**ACTIVITY**. Output every record exactly and leave each picture out.

**RECORD EXTRACTS**.

※

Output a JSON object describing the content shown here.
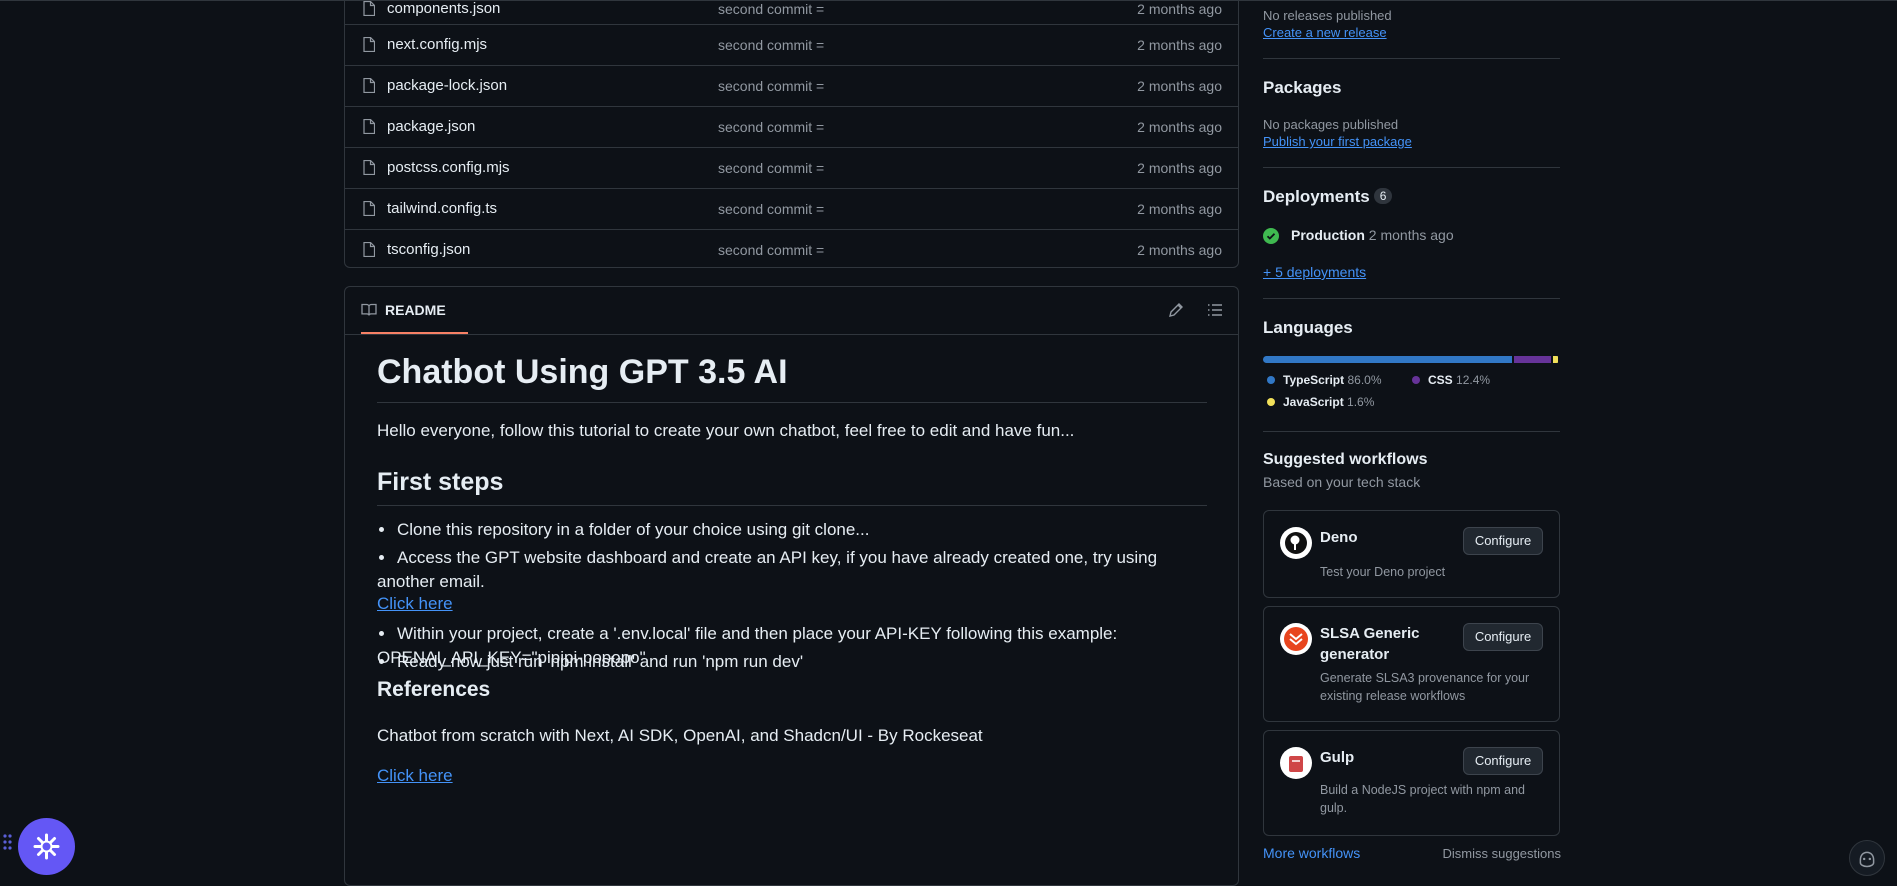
{
  "files": [
    {
      "name": "components.json",
      "commit": "second commit =",
      "date": "2 months ago"
    },
    {
      "name": "next.config.mjs",
      "commit": "second commit =",
      "date": "2 months ago"
    },
    {
      "name": "package-lock.json",
      "commit": "second commit =",
      "date": "2 months ago"
    },
    {
      "name": "package.json",
      "commit": "second commit =",
      "date": "2 months ago"
    },
    {
      "name": "postcss.config.mjs",
      "commit": "second commit =",
      "date": "2 months ago"
    },
    {
      "name": "tailwind.config.ts",
      "commit": "second commit =",
      "date": "2 months ago"
    },
    {
      "name": "tsconfig.json",
      "commit": "second commit =",
      "date": "2 months ago"
    }
  ],
  "readme": {
    "tab_label": "README",
    "title": "Chatbot Using GPT 3.5 AI",
    "intro": "Hello everyone, follow this tutorial to create your own chatbot, feel free to edit and have fun...",
    "first_steps_heading": "First steps",
    "step1": "Clone this repository in a folder of your choice using git clone...",
    "step2_line1": "Access the GPT website dashboard and create an API key, if you have already created one, try using",
    "step2_line2": "another email.",
    "click_here_1": "Click here",
    "step3_line1": "Within your project, create a '.env.local' file and then place your API-KEY following this example:",
    "step3_line2": "OPENAI_API_KEY=\"pipipi-popopo\"",
    "step4": "Ready now just run 'npm install' and run 'npm run dev'",
    "references_heading": "References",
    "references_text": "Chatbot from scratch with Next, AI SDK, OpenAI, and Shadcn/UI - By Rockeseat",
    "click_here_2": "Click here"
  },
  "sidebar": {
    "releases": {
      "empty": "No releases published",
      "link": "Create a new release"
    },
    "packages": {
      "heading": "Packages",
      "empty": "No packages published",
      "link": "Publish your first package"
    },
    "deployments": {
      "heading": "Deployments",
      "count": "6",
      "env": "Production",
      "time": "2 months ago",
      "more": "+ 5 deployments"
    },
    "languages": {
      "heading": "Languages",
      "items": [
        {
          "name": "TypeScript",
          "percent": "86.0%",
          "value": 86.0,
          "color": "#3178c6"
        },
        {
          "name": "CSS",
          "percent": "12.4%",
          "value": 12.4,
          "color": "#663399"
        },
        {
          "name": "JavaScript",
          "percent": "1.6%",
          "value": 1.6,
          "color": "#f1e05a"
        }
      ]
    },
    "workflows": {
      "heading": "Suggested workflows",
      "subheading": "Based on your tech stack",
      "items": [
        {
          "title": "Deno",
          "desc": "Test your Deno project",
          "button": "Configure"
        },
        {
          "title_line1": "SLSA Generic",
          "title_line2": "generator",
          "desc_line1": "Generate SLSA3 provenance for your",
          "desc_line2": "existing release workflows",
          "button": "Configure"
        },
        {
          "title": "Gulp",
          "desc_line1": "Build a NodeJS project with npm and",
          "desc_line2": "gulp.",
          "button": "Configure"
        }
      ],
      "more": "More workflows",
      "dismiss": "Dismiss suggestions"
    }
  },
  "colors": {
    "accent": "#4493f8",
    "success": "#3fb950",
    "tab_underline": "#f78166",
    "fab": "#6457f5"
  }
}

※

**RESULT OF THE EXERCISE**.
Output a JSON object describing the content shown here.
{
  "files": [
    {
      "name": "components.json",
      "commit": "second commit =",
      "date": "2 months ago"
    },
    {
      "name": "next.config.mjs",
      "commit": "second commit =",
      "date": "2 months ago"
    },
    {
      "name": "package-lock.json",
      "commit": "second commit =",
      "date": "2 months ago"
    },
    {
      "name": "package.json",
      "commit": "second commit =",
      "date": "2 months ago"
    },
    {
      "name": "postcss.config.mjs",
      "commit": "second commit =",
      "date": "2 months ago"
    },
    {
      "name": "tailwind.config.ts",
      "commit": "second commit =",
      "date": "2 months ago"
    },
    {
      "name": "tsconfig.json",
      "commit": "second commit =",
      "date": "2 months ago"
    }
  ],
  "readme": {
    "tab_label": "README",
    "title": "Chatbot Using GPT 3.5 AI",
    "intro": "Hello everyone, follow this tutorial to create your own chatbot, feel free to edit and have fun...",
    "first_steps_heading": "First steps",
    "step1": "Clone this repository in a folder of your choice using git clone...",
    "step2_line1": "Access the GPT website dashboard and create an API key, if you have already created one, try using",
    "step2_line2": "another email.",
    "click_here_1": "Click here",
    "step3_line1": "Within your project, create a '.env.local' file and then place your API-KEY following this example:",
    "step3_line2": "OPENAI_API_KEY=\"pipipi-popopo\"",
    "step4": "Ready now just run 'npm install' and run 'npm run dev'",
    "references_heading": "References",
    "references_text": "Chatbot from scratch with Next, AI SDK, OpenAI, and Shadcn/UI - By Rockeseat",
    "click_here_2": "Click here"
  },
  "sidebar": {
    "releases": {
      "empty": "No releases published",
      "link": "Create a new release"
    },
    "packages": {
      "heading": "Packages",
      "empty": "No packages published",
      "link": "Publish your first package"
    },
    "deployments": {
      "heading": "Deployments",
      "count": "6",
      "env": "Production",
      "time": "2 months ago",
      "more": "+ 5 deployments"
    },
    "languages": {
      "heading": "Languages",
      "items": [
        {
          "name": "TypeScript",
          "percent": "86.0%",
          "value": 86.0,
          "color": "#3178c6"
        },
        {
          "name": "CSS",
          "percent": "12.4%",
          "value": 12.4,
          "color": "#663399"
        },
        {
          "name": "JavaScript",
          "percent": "1.6%",
          "value": 1.6,
          "color": "#f1e05a"
        }
      ]
    },
    "workflows": {
      "heading": "Suggested workflows",
      "subheading": "Based on your tech stack",
      "items": [
        {
          "title": "Deno",
          "desc": "Test your Deno project",
          "button": "Configure"
        },
        {
          "title_line1": "SLSA Generic",
          "title_line2": "generator",
          "desc_line1": "Generate SLSA3 provenance for your",
          "desc_line2": "existing release workflows",
          "button": "Configure"
        },
        {
          "title": "Gulp",
          "desc_line1": "Build a NodeJS project with npm and",
          "desc_line2": "gulp.",
          "button": "Configure"
        }
      ],
      "more": "More workflows",
      "dismiss": "Dismiss suggestions"
    }
  },
  "colors": {
    "accent": "#4493f8",
    "success": "#3fb950",
    "tab_underline": "#f78166",
    "fab": "#6457f5"
  }
}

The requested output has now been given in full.